THE DATA:
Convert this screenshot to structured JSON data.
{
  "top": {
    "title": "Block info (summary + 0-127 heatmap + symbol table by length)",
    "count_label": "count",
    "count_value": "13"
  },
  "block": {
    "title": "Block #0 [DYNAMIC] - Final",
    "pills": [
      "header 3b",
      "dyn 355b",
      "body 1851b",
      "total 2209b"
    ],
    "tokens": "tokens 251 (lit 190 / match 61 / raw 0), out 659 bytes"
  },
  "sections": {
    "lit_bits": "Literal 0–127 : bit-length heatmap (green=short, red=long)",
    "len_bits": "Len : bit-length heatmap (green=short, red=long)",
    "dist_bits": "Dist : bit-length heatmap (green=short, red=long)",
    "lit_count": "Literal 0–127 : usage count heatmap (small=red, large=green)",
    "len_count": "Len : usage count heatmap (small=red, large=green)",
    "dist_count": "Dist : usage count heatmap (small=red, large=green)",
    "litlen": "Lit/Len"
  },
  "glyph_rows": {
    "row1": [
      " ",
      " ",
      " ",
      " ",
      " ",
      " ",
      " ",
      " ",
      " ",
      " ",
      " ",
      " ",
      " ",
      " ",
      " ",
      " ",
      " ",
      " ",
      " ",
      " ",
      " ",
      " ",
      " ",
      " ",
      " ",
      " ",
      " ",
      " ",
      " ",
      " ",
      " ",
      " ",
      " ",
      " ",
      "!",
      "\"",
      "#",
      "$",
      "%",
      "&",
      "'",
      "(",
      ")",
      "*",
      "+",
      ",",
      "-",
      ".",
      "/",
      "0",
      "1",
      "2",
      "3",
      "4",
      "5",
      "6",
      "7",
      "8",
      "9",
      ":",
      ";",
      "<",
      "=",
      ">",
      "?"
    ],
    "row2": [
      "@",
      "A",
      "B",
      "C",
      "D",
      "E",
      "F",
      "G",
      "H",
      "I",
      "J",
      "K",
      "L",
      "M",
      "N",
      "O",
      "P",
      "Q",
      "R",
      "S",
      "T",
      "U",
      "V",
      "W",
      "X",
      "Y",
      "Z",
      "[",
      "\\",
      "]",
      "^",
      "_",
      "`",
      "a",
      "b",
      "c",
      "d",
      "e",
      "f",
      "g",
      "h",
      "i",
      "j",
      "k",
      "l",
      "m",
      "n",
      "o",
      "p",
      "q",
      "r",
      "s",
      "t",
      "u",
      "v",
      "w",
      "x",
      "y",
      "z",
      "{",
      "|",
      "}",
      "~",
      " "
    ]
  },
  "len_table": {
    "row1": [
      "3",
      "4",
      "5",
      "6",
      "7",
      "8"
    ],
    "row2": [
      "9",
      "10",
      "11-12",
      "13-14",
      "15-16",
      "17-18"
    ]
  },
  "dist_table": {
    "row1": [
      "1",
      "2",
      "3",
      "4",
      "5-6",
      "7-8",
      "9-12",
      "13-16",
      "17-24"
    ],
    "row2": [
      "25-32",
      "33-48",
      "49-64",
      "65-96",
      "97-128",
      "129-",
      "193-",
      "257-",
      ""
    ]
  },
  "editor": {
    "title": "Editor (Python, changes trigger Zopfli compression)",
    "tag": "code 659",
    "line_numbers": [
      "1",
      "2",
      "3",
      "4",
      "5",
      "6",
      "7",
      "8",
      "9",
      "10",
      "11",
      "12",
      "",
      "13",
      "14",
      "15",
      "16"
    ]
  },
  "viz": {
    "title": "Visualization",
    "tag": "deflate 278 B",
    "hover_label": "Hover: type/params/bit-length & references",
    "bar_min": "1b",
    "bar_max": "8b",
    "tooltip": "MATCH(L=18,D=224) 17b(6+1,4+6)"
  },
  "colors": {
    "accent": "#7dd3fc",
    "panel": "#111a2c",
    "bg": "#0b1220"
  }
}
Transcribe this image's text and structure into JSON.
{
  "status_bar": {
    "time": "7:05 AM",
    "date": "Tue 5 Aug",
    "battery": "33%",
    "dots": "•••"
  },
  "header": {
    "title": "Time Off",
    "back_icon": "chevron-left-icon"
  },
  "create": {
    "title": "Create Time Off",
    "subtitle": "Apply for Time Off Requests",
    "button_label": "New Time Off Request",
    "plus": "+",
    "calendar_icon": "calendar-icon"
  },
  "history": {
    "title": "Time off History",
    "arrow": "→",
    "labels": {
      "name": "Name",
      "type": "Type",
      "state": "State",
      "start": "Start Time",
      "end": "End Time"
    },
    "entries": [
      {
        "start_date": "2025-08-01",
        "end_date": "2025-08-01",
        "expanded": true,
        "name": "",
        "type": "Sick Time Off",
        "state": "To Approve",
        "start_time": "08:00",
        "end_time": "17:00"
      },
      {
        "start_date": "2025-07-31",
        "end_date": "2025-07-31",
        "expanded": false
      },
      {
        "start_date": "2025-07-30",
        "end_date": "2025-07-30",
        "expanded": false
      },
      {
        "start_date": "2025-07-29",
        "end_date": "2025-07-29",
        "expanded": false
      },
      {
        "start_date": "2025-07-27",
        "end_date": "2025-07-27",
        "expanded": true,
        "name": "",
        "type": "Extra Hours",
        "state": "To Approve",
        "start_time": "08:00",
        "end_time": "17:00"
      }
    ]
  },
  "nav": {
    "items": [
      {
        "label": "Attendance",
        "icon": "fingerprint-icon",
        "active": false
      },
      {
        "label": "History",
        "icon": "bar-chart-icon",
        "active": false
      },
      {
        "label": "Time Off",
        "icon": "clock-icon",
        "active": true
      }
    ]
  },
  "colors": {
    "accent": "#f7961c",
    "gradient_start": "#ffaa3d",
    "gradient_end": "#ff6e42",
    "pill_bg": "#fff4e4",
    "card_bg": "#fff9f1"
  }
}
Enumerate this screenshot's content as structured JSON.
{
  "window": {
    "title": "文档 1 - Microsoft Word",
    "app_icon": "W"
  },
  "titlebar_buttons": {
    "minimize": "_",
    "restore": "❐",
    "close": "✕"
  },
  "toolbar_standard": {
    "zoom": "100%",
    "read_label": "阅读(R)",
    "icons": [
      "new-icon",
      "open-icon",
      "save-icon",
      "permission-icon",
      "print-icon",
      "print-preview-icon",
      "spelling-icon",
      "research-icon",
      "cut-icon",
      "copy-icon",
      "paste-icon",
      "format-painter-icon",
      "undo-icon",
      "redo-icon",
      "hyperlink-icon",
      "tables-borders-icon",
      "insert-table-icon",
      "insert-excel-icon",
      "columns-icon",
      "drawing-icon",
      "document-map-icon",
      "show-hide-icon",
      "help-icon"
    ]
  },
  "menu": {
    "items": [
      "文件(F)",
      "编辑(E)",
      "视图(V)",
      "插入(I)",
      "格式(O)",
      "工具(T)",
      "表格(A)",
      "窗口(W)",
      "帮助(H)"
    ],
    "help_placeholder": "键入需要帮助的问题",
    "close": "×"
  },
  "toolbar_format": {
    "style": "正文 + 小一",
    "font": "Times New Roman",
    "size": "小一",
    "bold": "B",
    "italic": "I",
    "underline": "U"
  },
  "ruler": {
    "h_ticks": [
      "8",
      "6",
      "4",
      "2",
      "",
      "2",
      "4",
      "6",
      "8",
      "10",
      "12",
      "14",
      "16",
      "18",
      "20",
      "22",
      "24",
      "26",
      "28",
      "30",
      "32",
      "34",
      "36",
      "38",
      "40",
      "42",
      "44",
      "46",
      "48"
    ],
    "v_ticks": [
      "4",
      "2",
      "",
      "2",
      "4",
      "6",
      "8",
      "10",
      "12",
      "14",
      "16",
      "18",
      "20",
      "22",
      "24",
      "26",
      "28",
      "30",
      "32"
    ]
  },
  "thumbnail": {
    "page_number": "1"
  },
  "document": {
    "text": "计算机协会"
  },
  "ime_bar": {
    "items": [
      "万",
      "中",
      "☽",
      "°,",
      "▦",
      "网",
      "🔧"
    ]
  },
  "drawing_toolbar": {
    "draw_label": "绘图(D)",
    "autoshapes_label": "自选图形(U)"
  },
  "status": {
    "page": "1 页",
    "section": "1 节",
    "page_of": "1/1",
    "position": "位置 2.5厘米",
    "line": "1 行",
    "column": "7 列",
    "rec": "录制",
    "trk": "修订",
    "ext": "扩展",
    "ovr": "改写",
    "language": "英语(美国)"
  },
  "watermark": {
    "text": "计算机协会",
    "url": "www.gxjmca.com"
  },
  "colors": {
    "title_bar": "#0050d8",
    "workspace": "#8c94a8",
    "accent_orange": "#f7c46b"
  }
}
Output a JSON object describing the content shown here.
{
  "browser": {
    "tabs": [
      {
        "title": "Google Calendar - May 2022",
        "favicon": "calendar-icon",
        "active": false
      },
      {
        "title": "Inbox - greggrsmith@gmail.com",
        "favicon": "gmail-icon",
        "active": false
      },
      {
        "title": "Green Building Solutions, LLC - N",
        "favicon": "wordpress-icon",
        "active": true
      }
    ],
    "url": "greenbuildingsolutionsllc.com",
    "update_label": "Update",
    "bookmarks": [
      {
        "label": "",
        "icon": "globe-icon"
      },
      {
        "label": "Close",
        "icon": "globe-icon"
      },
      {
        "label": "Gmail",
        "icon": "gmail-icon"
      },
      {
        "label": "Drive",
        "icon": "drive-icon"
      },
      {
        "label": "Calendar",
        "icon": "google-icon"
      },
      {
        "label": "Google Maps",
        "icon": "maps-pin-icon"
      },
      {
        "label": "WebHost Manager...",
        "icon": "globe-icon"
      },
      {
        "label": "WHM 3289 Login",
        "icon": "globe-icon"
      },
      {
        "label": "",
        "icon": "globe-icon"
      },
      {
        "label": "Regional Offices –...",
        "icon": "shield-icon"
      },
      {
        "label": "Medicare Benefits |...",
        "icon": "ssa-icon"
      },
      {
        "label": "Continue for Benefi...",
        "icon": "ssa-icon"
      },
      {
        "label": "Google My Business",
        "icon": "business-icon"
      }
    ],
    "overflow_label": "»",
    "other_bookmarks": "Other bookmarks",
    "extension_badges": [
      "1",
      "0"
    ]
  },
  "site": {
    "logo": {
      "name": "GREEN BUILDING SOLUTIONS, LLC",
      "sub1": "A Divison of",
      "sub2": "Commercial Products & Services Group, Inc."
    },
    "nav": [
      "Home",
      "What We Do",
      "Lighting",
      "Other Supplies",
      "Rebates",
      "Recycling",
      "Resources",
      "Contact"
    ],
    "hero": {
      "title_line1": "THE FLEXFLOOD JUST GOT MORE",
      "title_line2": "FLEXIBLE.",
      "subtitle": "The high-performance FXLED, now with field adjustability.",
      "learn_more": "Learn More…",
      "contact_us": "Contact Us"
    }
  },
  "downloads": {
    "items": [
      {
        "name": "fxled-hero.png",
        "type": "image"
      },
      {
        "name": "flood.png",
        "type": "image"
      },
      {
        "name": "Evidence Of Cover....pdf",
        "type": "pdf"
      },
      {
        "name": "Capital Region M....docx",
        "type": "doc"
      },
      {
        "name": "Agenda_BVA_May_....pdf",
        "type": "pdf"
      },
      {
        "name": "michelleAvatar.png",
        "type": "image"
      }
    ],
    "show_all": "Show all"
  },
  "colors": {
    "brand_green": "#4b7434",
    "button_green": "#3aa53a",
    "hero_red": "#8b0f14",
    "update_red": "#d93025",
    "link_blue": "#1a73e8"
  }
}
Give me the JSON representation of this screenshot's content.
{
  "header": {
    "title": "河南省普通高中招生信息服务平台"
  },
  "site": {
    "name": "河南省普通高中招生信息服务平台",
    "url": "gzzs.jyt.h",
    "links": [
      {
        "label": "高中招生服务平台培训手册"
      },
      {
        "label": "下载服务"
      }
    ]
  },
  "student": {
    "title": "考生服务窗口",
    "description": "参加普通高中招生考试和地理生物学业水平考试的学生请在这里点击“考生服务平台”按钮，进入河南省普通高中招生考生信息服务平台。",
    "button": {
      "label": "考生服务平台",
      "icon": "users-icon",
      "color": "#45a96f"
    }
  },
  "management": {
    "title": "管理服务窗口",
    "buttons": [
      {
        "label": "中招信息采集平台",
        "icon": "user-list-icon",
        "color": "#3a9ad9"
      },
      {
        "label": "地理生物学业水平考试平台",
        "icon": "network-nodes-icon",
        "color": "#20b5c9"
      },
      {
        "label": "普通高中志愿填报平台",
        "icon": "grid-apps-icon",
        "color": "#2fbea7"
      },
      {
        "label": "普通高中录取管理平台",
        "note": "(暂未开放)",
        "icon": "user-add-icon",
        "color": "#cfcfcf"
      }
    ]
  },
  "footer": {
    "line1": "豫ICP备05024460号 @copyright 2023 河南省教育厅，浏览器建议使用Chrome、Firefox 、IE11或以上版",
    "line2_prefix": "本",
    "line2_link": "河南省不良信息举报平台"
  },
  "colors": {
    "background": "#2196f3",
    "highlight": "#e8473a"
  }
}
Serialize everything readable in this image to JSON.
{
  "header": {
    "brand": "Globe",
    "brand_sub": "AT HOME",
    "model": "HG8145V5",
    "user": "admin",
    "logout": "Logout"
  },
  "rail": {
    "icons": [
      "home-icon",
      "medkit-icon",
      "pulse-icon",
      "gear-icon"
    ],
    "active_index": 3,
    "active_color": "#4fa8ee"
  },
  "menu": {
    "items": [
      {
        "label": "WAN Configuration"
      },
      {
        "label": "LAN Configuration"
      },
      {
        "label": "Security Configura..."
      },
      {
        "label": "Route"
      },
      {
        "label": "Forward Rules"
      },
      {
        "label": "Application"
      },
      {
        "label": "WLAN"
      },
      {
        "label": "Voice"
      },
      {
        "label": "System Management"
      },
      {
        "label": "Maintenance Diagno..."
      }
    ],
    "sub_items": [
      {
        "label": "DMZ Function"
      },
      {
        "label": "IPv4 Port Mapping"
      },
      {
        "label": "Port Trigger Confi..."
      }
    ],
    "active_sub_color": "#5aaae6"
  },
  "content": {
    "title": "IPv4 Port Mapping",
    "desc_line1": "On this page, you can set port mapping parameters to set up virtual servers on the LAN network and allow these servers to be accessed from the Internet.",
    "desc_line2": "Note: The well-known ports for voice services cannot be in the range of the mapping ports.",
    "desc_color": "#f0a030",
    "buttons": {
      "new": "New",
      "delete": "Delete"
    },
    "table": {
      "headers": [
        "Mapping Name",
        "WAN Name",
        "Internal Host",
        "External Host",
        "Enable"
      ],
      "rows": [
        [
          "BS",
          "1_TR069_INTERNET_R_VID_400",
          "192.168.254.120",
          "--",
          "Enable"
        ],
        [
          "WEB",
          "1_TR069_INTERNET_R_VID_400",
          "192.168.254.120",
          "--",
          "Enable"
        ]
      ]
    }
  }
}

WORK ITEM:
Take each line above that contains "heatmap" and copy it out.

PROBLEM SOLUTION:
    "title": "Block info (summary + 0-127 heatmap + symbol table by length)",
    "lit_bits": "Literal 0–127 : bit-length heatmap (green=short, red=long)",
    "len_bits": "Len : bit-length heatmap (green=short, red=long)",
    "dist_bits": "Dist : bit-length heatmap (green=short, red=long)",
    "lit_count": "Literal 0–127 : usage count heatmap (small=red, large=green)",
    "len_count": "Len : usage count heatmap (small=red, large=green)",
    "dist_count": "Dist : usage count heatmap (small=red, large=green)",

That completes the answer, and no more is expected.